And there are dozens more you might never know are actually trademarked – Hula-Hoop, Rollerblade, and Scotch Tape, just to name a few. We throw these names around so casually, we fail to realize when we’re not even using the real thing.
But equally mysterious is how these brands came to stand in for the entire set of products in their category. To find out, Business Insider spoke with Andrés Mendoza Peña, a marketing and branding expert at the management consultant firm A.T. Kearney.
Peña pointed to two specific factors that allow some brands to become the de facto name while others retain their generic title.
1. The brand has to create or reshape a category or product type.
2. The brand cannot be bigger than the product.
If you consider the most popular genericized products, many of them were the first or best version of their particular category. Flying discs began with inventor Walter Frederick Morrison turning a Frisbie pie tin into a toy in the 1950s. Jacuzzi started out as an airplane propeller manufacturer but ultimately used the technology to create the leading commercial hot tub.
To become the go-to name for a product, Peña says, brands have to capture people’s attention. And they can do that either by being first, or by being the best.
But there’s a catch, he says, and that’s where we get the second factor. Brands can’t outshine their products and still expect the public to recognize the product as the hero. Apple is the perfect example.
“They have been pushing the boundaries for new products and categories” for years, Peña says. As a result, Apple is its own respected brand. When the iPod came out amid a sea of generic MP3 players, people saw it as a singular product. Apple’s device was so innovative that nothing else could possibly share its name.
It’s the same reason we don’t call all tablet computers “iPads,” Peña explains. Apple was the definitive pioneer in many of its product categories, but according to public perception, Apple is larger than those products. 3M is not larger in the public imagination than Post-Its.
Companies tend not to like it when their products get genericized, even if the popularity might seem like a good thing. When people mindlessly buy generic but think they’re getting a brand, the actual brand gets diluted and the company misses out on a potential sale.
Not that customers are to blame.

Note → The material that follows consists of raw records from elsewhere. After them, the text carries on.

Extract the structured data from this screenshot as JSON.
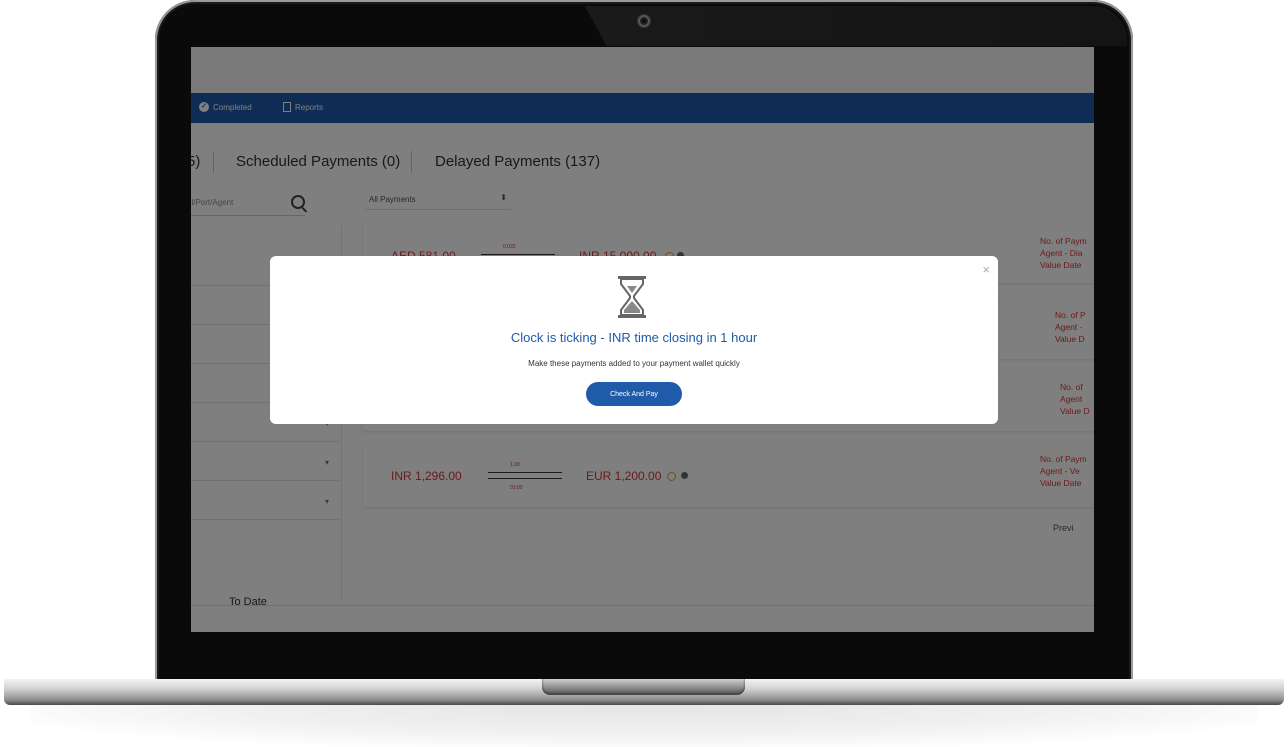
{
  "nav": {
    "items": [
      {
        "label": "Completed",
        "icon": "check-circle-icon"
      },
      {
        "label": "Reports",
        "icon": "document-icon"
      }
    ]
  },
  "tabs": [
    {
      "label": "5)"
    },
    {
      "label": "Scheduled Payments (0)"
    },
    {
      "label": "Delayed Payments (137)"
    }
  ],
  "search": {
    "placeholder": "el/Port/Agent"
  },
  "filter": {
    "selected": "All Payments"
  },
  "sidebar": {
    "to_date_label": "To Date"
  },
  "payments": [
    {
      "from_amount": "AED 581.00",
      "rate": "0.033",
      "to_amount": "INR 15,000.00",
      "meta": [
        "No. of Paym",
        "Agent - Dia",
        "Value Date"
      ]
    },
    {
      "meta": [
        "No. of P",
        "Agent -",
        "Value D"
      ]
    },
    {
      "meta": [
        "No. of",
        "Agent",
        "Value D"
      ]
    },
    {
      "from_amount": "INR 1,296.00",
      "rate": "1.08",
      "rate_time": "03:00",
      "to_amount": "EUR 1,200.00",
      "meta": [
        "No. of Paym",
        "Agent - Ve",
        "Value Date"
      ]
    }
  ],
  "pagination": {
    "prev": "Previ"
  },
  "modal": {
    "title": "Clock is ticking - INR time closing in 1 hour",
    "message": "Make these payments added to your payment wallet quickly",
    "button": "Check And Pay",
    "close": "×"
  },
  "colors": {
    "brand": "#1f5ba8",
    "amount": "#dd3333"
  }
}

That’s just how branding works. Create a great product at the right time, and it can be successful. But attain a certain level of success, and suddenly the brand takes on a life of its own.